It combines all outstanding debts into a single, manageable payment and interest is significantly reduced.

In some cases, interest can be frozen altogether.

However, it’s important to note that Debt Management Plans are not legally binding and are entered into voluntarily by your creditors.

A Debt Management Plan will stay on your credit record for 2-3 years after it has been completed.

Consumer Proposals

A Consumer Proposal is an alternative to Bankruptcy in that it forgives much of your principal debt (up to 80%) and puts an instant freeze on interest and any other charges.

While your debts still have to be repaid, a Consumer Proposal can make your debts significantly more manageable and you could be debt free in as little as 3-5 years.

Your Insolvency Trustee will act as a Proposal Administrator.

They will take a close look at your financial circumstances and help to compose a proposal which will be mutually beneficial.

They will then put this to your creditors.

If a 51% majority of them vote in favour of your proposal, all of them are bound by its terms, whether they agreed to them or not.

A Consumer Proposal will typically stay on your credit record for up to 3 years after it has been paid off.

Click Here to see some of the further benefits of a Consumer Proposal.

Personal Bankruptcy

Finally, a Personal Bankruptcy can forgive the majority of your debts, or even all of them.

That’s not to say that there aren’t costs associated with filing for Bankruptcy, nor is it to say that there aren’t consequences.

Bankruptcy is a serious arrangement and not one that should be entered into lightly.
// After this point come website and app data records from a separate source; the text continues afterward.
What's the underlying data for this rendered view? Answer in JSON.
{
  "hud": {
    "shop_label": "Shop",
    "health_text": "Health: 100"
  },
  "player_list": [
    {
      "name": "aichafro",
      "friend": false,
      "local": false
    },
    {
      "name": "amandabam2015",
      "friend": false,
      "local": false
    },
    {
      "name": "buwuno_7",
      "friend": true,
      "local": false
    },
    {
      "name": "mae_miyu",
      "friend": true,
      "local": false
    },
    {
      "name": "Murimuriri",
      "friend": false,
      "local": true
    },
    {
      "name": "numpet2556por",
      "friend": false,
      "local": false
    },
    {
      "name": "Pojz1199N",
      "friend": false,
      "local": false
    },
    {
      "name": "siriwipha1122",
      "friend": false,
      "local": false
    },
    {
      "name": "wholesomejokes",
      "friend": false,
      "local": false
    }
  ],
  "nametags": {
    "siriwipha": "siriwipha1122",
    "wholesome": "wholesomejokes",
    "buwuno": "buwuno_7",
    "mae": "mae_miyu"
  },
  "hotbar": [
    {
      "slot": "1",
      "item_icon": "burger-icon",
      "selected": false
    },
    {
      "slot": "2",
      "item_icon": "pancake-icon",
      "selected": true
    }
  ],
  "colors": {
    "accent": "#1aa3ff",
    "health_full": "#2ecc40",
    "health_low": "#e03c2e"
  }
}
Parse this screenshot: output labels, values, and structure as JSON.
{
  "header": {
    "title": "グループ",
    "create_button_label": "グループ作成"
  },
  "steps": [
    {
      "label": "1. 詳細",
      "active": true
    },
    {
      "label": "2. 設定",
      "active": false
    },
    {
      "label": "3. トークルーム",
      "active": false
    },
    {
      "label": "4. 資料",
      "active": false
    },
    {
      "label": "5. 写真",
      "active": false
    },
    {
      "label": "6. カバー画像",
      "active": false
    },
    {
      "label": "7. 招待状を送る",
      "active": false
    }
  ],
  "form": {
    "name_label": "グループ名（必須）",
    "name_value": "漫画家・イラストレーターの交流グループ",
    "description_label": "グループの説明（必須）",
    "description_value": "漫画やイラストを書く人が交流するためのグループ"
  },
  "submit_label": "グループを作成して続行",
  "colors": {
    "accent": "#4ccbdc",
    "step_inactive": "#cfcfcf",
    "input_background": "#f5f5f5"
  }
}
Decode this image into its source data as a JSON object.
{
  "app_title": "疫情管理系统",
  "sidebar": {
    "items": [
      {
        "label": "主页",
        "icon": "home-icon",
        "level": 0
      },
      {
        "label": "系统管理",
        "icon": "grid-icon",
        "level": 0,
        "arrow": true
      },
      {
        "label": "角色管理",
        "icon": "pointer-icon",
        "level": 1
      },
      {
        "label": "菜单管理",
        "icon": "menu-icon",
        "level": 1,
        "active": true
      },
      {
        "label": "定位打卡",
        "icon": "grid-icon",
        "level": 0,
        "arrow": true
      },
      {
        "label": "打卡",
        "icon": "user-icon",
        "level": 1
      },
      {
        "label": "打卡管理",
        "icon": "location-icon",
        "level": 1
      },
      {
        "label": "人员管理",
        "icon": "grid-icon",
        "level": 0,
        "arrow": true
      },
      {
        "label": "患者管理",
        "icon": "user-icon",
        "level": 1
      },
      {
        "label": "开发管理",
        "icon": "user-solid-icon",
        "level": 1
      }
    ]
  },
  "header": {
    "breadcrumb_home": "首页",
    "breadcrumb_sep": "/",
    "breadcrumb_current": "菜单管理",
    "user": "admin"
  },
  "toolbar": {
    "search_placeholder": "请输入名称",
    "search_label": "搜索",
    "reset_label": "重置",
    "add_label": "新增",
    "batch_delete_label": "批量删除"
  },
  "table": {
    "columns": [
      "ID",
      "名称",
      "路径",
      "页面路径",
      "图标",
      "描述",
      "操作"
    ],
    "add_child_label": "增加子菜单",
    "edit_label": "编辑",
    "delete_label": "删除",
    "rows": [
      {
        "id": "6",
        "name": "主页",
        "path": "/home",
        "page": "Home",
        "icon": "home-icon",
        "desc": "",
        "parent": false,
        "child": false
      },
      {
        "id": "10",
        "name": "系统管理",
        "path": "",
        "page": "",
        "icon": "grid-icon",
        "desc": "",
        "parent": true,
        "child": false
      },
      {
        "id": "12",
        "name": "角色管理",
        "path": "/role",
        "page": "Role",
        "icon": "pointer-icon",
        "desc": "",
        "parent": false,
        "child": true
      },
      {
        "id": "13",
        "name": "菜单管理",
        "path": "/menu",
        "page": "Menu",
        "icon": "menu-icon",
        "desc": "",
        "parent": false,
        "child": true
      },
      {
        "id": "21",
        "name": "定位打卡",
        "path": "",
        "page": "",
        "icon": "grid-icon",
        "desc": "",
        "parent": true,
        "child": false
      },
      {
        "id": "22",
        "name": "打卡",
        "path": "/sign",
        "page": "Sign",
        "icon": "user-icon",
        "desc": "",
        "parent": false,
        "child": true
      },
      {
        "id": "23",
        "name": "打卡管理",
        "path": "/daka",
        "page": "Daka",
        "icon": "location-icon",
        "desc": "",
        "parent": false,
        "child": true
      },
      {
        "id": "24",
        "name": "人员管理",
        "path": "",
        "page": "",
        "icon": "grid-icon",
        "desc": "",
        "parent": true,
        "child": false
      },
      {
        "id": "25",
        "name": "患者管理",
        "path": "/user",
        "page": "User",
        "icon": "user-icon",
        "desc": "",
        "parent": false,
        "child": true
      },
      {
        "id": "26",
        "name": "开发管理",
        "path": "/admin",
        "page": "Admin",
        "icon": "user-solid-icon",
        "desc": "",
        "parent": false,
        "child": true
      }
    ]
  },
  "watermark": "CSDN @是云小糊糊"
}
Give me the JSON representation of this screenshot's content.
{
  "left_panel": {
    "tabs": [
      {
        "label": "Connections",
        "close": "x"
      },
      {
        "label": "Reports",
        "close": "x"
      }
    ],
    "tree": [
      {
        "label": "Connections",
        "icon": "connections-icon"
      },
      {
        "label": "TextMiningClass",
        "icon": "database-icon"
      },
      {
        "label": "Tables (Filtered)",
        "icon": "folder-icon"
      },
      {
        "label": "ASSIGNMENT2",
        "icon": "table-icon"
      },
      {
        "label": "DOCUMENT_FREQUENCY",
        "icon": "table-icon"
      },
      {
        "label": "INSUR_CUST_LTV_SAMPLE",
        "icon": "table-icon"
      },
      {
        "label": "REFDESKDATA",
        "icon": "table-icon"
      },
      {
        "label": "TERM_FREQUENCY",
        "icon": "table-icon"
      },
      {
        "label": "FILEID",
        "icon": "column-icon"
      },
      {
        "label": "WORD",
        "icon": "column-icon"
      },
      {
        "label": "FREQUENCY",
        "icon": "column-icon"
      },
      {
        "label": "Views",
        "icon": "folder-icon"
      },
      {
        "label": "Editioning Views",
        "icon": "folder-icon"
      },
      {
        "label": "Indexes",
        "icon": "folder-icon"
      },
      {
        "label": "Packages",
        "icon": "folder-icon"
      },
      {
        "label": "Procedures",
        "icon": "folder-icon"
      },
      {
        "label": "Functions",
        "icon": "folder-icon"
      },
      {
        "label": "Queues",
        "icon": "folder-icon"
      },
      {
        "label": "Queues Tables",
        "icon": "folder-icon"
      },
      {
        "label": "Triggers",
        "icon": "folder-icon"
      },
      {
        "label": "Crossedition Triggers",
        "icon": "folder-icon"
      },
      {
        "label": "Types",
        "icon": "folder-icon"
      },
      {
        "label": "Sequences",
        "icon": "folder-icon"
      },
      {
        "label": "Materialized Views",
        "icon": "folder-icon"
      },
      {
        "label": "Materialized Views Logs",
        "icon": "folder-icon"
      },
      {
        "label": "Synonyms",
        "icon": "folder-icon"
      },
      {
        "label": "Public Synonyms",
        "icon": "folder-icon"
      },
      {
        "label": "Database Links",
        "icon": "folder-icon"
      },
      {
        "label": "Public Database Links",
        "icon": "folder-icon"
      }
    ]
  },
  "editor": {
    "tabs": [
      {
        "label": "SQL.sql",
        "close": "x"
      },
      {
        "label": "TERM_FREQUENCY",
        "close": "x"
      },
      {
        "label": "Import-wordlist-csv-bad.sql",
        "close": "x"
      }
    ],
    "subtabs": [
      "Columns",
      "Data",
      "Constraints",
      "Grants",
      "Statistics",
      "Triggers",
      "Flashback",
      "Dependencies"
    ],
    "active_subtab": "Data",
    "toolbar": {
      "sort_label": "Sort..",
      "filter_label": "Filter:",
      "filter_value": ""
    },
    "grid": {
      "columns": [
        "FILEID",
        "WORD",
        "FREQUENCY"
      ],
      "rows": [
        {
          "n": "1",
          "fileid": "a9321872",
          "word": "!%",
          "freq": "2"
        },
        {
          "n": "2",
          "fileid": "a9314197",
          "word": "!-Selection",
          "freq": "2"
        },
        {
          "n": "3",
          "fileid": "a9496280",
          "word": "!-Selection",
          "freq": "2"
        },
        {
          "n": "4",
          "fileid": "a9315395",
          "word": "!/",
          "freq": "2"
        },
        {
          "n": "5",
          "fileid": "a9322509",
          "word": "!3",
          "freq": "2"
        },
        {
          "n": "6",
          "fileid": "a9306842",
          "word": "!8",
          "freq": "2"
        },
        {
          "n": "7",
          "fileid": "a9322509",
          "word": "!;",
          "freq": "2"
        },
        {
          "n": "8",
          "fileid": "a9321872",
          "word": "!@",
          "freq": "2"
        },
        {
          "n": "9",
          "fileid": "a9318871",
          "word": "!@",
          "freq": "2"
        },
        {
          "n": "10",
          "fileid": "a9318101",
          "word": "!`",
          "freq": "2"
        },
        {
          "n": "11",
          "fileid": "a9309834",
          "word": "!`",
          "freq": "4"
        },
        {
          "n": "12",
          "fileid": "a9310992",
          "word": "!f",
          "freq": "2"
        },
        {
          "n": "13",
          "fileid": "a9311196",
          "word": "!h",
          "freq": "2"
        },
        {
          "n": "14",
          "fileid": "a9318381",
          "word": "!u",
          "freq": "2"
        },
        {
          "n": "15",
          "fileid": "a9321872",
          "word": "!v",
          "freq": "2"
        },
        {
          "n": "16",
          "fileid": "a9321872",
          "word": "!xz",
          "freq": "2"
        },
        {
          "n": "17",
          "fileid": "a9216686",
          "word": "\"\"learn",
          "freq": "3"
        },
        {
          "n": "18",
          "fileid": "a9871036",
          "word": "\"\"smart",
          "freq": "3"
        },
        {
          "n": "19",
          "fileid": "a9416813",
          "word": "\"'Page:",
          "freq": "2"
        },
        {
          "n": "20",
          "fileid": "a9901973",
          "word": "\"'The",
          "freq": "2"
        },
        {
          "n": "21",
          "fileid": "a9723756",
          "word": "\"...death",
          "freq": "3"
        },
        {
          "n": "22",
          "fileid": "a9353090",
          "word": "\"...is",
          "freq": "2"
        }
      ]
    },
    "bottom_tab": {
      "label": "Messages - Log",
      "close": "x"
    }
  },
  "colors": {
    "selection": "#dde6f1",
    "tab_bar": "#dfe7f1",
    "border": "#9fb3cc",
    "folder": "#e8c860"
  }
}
Nonetheless, it can help you to be debt free quickly and learn the skills necessary to get better at budgeting and saving so that you don’t need to rely on credit any more.

As long as you meet all of your obligations within the first 9 months of Bankruptcy your debts will be automatically discharged and you will no longer have to contend with your creditors.

You’ll be able to take back control of your finances and enjoy having disposable income again.

A Bankrupcy will remain on your credit record for 6 years if it is your first or 15 years if you have been declared bankrupt before.

We can help you find the right Debt Forgiveness solution for you!

If your debts have spiralled out of your control, we can help you to find the right Debt Forgiveness solution for your needs.

We can furnish you with the information you need to make an informed choice and put you in touch with a Licensed Insolvency Trustee to put your debt relief plan into action.

For more information, call us today on (877)879-4770 to arrange a risk-free, zero-obligation and 100% confidential callback.

Canadian Bankruptcies

How to File for Bankruptcy
What is Bankruptcy?
Bankruptcy FAQs
How Does Bankruptcy Work?
What is the Cost of Bankruptcy in Canada?
How to Rebuild Credit Following Bankruptcy
Personal Bankruptcy in Canada
What Debts are Erased in Bankruptcy?

Please post a follow up comment below:

(Note: Comments are reviewed before posting.)